Seems like there are three approaches to locking up:
1) completely unlocked.
I'll do this on a charity ride when I'm surrounded by lots of unlocked bikes much nicer than mine. Aside from that I avoid this approach, partially because a neighbor of mine had a bad experience trusting small towns during his Northern Tier ride. (He published a journal of his ride, A Crossing by Brian Newhouse)
I was concerned when one poster to this forum advised going unlocked in major cities... this advice seemed very unwise to me:
"Re: Bike locks
« Reply #5 on: April 05, 2011, 01:48:36 pm » My touring has been in Europe and the USA. I'm not sure I took a lock on any of my tours.

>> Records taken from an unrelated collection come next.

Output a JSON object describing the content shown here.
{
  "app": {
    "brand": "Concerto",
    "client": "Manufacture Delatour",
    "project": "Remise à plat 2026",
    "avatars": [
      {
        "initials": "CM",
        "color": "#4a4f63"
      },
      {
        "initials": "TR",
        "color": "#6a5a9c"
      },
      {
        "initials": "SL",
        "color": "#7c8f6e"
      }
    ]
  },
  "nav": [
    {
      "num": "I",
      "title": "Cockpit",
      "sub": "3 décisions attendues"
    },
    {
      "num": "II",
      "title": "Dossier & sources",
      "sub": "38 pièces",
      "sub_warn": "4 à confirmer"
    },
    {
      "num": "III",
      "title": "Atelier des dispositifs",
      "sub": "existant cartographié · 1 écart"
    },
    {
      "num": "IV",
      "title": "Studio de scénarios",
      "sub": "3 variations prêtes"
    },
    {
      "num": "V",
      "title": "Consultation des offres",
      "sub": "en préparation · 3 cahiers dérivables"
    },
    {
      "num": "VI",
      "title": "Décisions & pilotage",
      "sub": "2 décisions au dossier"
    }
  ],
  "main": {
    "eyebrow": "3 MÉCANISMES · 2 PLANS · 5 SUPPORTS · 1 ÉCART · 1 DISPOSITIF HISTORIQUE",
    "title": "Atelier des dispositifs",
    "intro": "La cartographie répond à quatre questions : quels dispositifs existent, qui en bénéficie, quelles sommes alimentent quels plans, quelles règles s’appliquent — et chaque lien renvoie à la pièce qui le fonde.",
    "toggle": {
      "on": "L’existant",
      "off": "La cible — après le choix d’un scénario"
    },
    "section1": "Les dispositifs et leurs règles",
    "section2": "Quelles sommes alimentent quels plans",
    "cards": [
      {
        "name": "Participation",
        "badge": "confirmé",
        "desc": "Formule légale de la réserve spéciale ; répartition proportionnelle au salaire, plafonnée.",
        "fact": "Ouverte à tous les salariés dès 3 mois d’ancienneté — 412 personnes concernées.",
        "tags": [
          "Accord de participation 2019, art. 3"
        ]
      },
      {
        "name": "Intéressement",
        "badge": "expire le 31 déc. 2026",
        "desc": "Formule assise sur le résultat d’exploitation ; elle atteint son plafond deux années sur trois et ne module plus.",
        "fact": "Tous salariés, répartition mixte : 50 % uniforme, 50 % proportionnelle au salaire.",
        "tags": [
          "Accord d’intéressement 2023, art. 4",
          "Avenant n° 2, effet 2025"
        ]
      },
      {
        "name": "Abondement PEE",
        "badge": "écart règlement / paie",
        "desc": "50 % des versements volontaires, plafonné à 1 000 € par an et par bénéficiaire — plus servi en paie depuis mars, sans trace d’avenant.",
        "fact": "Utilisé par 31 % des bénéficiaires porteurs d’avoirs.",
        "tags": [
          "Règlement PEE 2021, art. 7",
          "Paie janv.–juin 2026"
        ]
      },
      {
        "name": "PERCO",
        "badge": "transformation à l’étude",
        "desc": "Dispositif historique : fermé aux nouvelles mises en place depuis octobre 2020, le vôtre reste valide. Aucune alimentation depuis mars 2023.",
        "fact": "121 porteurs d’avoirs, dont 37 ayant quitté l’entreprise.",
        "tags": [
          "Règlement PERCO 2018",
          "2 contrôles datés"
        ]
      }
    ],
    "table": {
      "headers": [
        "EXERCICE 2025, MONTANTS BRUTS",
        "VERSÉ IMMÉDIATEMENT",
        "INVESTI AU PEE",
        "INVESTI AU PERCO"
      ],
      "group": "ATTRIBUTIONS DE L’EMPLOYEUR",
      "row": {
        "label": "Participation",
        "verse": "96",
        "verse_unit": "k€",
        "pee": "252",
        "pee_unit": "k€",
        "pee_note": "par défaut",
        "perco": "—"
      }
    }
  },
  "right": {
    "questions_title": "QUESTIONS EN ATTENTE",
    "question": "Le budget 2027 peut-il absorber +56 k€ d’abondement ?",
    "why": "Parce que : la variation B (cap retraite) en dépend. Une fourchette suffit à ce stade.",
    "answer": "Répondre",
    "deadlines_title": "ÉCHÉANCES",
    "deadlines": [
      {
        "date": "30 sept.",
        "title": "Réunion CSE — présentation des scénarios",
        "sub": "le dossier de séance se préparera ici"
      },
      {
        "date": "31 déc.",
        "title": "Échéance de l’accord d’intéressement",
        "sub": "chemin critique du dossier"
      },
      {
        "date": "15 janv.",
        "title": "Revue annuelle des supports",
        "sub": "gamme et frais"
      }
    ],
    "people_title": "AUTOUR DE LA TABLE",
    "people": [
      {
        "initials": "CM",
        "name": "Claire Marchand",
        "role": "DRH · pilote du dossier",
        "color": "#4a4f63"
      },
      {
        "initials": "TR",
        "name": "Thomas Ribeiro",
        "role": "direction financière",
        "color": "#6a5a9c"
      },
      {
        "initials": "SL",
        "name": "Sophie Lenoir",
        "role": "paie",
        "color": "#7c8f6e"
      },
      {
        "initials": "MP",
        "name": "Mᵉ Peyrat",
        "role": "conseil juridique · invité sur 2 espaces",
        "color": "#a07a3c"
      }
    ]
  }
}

Its been a few years so I may have forgot what I carried. I recall visiting a museum for a day in Munich and leaving the bike outside in a visible area. Unlocked. Bags and bike were still there when I returned. "
2) lightweight cable lock.
This can be a nice compromise position... I had an eye-opening experience with this, though. One of my students (I'm a high school teacher) offered to show me a magic trick. He took my cable lock (as a bicycle commuter I park my bike in my classroom) and in less than a minute had it opened up.
"How did you learn how to do that?" I asked.
"YouTube." came the reply.
So I googled "bicycle combination locks" and the first item was an instructional video on how to crack the combinations. So if you go the combination lock way, be careful to get a more serious combination.
I was relieved when an old thread got reactivated today on the website to see another description of that same day in Munich that had concerned me.. it seems that the bike really wasn't unlocked, after all.
" Re: Bicycle Security
« Reply #4 on: August 09, 2004, 09:55:51 pm » Quote
Back in 1992 I toured loaded in Europe. One day I parked my fully loaded bike, with panniers, in front of a museum in Munich, Germany. I used my cable lock. I spent several hours inside. The bike and bags were just fine when I returned. "
3) maximum security.
This can include a Kryptonite style U-Lock and cable or a variety of hardened chain locks. This is the direction I've headed into over the years. While no lock will stop a determined thief, it can lead a thief to move on to the less secured bike on the next rack. My goal is to never be the "least secure/most expensive" bike in any situation.
Those of us who ride in cities are accustomed to these kinds of systems. If you'd like a humorous and informative look at how to secure a bike here's a short video worth watching.